:: MATERIAL FOR THE TASK ::
-----

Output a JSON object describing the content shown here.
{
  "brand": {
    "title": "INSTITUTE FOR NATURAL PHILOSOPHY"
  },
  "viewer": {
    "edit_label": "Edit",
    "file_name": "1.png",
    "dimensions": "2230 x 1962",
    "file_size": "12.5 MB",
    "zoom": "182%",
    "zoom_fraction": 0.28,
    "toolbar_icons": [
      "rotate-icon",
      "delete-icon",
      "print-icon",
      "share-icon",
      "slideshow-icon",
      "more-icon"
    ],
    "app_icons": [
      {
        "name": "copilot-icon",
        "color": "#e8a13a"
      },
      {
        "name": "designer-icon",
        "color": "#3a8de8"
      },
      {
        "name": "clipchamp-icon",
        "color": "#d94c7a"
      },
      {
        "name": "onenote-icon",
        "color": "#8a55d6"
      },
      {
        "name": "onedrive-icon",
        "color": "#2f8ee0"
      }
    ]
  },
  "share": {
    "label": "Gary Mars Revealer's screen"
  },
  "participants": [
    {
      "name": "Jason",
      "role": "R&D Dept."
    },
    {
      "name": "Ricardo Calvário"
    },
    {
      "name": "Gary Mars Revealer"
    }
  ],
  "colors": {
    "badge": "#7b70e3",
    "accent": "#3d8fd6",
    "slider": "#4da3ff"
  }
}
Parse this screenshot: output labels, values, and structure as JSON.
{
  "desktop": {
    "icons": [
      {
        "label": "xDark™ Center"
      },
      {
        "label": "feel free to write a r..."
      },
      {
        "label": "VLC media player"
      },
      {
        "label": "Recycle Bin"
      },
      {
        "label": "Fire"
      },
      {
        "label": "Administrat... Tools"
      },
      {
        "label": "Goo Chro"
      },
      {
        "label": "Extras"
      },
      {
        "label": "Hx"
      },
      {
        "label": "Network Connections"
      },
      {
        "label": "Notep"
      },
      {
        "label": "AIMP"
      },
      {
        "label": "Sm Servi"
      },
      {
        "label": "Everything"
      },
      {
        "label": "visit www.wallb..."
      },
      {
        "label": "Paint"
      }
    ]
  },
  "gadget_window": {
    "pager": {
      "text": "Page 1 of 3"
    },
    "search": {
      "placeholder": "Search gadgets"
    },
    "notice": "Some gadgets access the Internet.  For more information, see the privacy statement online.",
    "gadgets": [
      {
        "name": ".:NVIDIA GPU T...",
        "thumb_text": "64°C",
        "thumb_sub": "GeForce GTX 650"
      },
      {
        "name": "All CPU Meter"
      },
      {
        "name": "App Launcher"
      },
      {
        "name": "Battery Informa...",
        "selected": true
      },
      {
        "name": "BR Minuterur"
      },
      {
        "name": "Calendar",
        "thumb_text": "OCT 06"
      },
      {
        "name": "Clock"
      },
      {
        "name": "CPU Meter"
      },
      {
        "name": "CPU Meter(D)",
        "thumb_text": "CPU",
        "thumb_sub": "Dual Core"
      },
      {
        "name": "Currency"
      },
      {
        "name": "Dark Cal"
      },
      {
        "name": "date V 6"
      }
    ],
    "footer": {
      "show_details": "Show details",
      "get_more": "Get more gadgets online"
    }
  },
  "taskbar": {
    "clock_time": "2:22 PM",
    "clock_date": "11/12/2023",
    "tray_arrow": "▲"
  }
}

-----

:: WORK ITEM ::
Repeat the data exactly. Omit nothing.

:: ANSWER FOR THE TASK ::
Output a JSON object describing the content shown here.
{
  "brand": {
    "title": "INSTITUTE FOR NATURAL PHILOSOPHY"
  },
  "viewer": {
    "edit_label": "Edit",
    "file_name": "1.png",
    "dimensions": "2230 x 1962",
    "file_size": "12.5 MB",
    "zoom": "182%",
    "zoom_fraction": 0.28,
    "toolbar_icons": [
      "rotate-icon",
      "delete-icon",
      "print-icon",
      "share-icon",
      "slideshow-icon",
      "more-icon"
    ],
    "app_icons": [
      {
        "name": "copilot-icon",
        "color": "#e8a13a"
      },
      {
        "name": "designer-icon",
        "color": "#3a8de8"
      },
      {
        "name": "clipchamp-icon",
        "color": "#d94c7a"
      },
      {
        "name": "onenote-icon",
        "color": "#8a55d6"
      },
      {
        "name": "onedrive-icon",
        "color": "#2f8ee0"
      }
    ]
  },
  "share": {
    "label": "Gary Mars Revealer's screen"
  },
  "participants": [
    {
      "name": "Jason",
      "role": "R&D Dept."
    },
    {
      "name": "Ricardo Calvário"
    },
    {
      "name": "Gary Mars Revealer"
    }
  ],
  "colors": {
    "badge": "#7b70e3",
    "accent": "#3d8fd6",
    "slider": "#4da3ff"
  }
}
Parse this screenshot: output labels, values, and structure as JSON.
{
  "desktop": {
    "icons": [
      {
        "label": "xDark™ Center"
      },
      {
        "label": "feel free to write a r..."
      },
      {
        "label": "VLC media player"
      },
      {
        "label": "Recycle Bin"
      },
      {
        "label": "Fire"
      },
      {
        "label": "Administrat... Tools"
      },
      {
        "label": "Goo Chro"
      },
      {
        "label": "Extras"
      },
      {
        "label": "Hx"
      },
      {
        "label": "Network Connections"
      },
      {
        "label": "Notep"
      },
      {
        "label": "AIMP"
      },
      {
        "label": "Sm Servi"
      },
      {
        "label": "Everything"
      },
      {
        "label": "visit www.wallb..."
      },
      {
        "label": "Paint"
      }
    ]
  },
  "gadget_window": {
    "pager": {
      "text": "Page 1 of 3"
    },
    "search": {
      "placeholder": "Search gadgets"
    },
    "notice": "Some gadgets access the Internet.  For more information, see the privacy statement online.",
    "gadgets": [
      {
        "name": ".:NVIDIA GPU T...",
        "thumb_text": "64°C",
        "thumb_sub": "GeForce GTX 650"
      },
      {
        "name": "All CPU Meter"
      },
      {
        "name": "App Launcher"
      },
      {
        "name": "Battery Informa...",
        "selected": true
      },
      {
        "name": "BR Minuterur"
      },
      {
        "name": "Calendar",
        "thumb_text": "OCT 06"
      },
      {
        "name": "Clock"
      },
      {
        "name": "CPU Meter"
      },
      {
        "name": "CPU Meter(D)",
        "thumb_text": "CPU",
        "thumb_sub": "Dual Core"
      },
      {
        "name": "Currency"
      },
      {
        "name": "Dark Cal"
      },
      {
        "name": "date V 6"
      }
    ],
    "footer": {
      "show_details": "Show details",
      "get_more": "Get more gadgets online"
    }
  },
  "taskbar": {
    "clock_time": "2:22 PM",
    "clock_date": "11/12/2023",
    "tray_arrow": "▲"
  }
}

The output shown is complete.